*** Data Section Begins ***

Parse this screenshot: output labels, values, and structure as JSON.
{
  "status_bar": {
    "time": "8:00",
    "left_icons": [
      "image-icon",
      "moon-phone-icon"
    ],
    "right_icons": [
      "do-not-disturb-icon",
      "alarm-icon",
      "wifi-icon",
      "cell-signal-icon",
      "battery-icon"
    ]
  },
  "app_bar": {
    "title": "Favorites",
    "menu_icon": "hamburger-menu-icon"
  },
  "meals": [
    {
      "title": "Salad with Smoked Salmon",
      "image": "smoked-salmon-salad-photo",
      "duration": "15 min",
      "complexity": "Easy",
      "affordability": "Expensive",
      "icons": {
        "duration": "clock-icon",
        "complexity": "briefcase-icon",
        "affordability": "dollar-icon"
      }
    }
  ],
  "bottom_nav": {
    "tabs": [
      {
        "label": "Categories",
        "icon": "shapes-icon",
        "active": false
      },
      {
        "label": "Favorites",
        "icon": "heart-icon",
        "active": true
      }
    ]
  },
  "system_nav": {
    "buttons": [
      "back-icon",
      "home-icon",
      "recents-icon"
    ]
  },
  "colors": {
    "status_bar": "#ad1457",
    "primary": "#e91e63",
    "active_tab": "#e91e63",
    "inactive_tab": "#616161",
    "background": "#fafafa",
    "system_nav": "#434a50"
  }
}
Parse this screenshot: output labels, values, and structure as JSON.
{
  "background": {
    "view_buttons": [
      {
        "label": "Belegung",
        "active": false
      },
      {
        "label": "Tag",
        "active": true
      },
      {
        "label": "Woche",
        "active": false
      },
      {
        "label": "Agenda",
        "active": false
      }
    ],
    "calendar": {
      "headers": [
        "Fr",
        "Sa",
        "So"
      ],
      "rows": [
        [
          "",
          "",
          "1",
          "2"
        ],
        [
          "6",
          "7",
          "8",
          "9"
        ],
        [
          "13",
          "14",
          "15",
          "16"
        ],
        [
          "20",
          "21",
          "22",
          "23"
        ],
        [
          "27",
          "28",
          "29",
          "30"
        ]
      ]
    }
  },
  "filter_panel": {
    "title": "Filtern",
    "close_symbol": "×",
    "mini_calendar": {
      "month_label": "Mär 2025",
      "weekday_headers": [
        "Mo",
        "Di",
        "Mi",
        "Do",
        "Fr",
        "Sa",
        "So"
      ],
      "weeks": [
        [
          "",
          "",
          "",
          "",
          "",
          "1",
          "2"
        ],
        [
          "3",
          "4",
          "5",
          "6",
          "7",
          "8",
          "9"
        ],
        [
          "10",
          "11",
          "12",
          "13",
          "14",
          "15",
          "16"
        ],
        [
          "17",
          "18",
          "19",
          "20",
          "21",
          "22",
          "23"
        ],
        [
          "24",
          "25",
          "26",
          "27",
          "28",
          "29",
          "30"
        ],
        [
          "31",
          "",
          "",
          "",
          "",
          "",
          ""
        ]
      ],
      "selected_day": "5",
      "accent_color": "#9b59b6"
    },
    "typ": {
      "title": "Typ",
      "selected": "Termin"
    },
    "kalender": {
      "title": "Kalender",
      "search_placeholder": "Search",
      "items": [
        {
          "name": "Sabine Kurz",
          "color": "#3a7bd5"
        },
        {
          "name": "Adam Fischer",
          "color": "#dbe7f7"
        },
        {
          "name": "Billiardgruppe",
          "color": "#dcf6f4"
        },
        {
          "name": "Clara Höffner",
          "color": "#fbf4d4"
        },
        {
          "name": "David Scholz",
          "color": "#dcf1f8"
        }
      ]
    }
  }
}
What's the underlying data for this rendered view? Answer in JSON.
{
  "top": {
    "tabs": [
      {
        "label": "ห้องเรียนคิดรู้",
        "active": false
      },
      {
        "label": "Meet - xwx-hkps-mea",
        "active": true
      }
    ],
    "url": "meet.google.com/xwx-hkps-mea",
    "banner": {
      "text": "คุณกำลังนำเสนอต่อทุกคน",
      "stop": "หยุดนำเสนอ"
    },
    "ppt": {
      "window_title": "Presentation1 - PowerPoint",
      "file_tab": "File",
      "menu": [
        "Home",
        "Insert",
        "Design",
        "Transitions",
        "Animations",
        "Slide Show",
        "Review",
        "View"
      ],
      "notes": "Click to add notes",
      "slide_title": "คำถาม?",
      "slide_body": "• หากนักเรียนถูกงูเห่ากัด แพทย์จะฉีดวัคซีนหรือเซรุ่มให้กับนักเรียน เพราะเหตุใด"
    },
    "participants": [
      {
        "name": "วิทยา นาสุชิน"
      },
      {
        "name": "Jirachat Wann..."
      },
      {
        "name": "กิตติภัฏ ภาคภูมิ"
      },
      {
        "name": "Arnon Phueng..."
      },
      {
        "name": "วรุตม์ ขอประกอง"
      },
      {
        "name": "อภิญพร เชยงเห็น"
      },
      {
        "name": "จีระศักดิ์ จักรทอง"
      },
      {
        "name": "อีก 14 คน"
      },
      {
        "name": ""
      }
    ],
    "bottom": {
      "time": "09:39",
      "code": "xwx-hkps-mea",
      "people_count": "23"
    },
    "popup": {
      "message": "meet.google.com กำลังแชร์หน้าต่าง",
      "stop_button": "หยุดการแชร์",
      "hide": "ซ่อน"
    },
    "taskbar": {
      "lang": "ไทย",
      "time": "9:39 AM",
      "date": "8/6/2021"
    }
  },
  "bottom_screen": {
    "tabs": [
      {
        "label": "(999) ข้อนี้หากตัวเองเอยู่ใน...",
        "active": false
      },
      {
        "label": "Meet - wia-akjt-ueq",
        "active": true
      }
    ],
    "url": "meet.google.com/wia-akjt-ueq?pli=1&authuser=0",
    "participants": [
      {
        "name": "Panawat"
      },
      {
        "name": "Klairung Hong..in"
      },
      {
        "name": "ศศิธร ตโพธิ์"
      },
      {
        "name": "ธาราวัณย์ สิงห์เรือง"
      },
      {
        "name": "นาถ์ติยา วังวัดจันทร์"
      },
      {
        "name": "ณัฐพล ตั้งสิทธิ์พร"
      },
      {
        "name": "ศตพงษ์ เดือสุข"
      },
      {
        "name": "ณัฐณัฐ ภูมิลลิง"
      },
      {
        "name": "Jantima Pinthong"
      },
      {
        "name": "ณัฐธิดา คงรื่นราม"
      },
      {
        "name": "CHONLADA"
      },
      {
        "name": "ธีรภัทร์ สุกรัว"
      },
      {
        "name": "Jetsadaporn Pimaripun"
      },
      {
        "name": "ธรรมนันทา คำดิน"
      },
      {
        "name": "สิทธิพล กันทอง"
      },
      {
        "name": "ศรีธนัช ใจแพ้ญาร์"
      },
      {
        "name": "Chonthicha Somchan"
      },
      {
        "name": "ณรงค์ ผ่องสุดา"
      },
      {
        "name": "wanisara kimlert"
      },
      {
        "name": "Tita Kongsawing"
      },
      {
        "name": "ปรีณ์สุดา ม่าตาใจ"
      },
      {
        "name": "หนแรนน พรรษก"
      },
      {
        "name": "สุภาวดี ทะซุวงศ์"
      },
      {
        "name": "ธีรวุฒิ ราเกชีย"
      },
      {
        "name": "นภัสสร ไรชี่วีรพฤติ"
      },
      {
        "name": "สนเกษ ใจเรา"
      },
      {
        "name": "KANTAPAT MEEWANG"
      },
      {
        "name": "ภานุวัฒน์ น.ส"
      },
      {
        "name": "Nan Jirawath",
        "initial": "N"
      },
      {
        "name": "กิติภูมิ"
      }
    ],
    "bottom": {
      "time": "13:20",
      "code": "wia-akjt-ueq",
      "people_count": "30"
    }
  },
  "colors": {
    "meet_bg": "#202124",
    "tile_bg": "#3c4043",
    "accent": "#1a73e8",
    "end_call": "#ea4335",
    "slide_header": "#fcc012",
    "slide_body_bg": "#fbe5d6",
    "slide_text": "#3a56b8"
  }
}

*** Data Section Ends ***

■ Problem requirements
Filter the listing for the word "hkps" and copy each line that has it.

■ Task solution
        "label": "Meet - xwx-hkps-mea",
    "url": "meet.google.com/xwx-hkps-mea",
      "code": "xwx-hkps-mea",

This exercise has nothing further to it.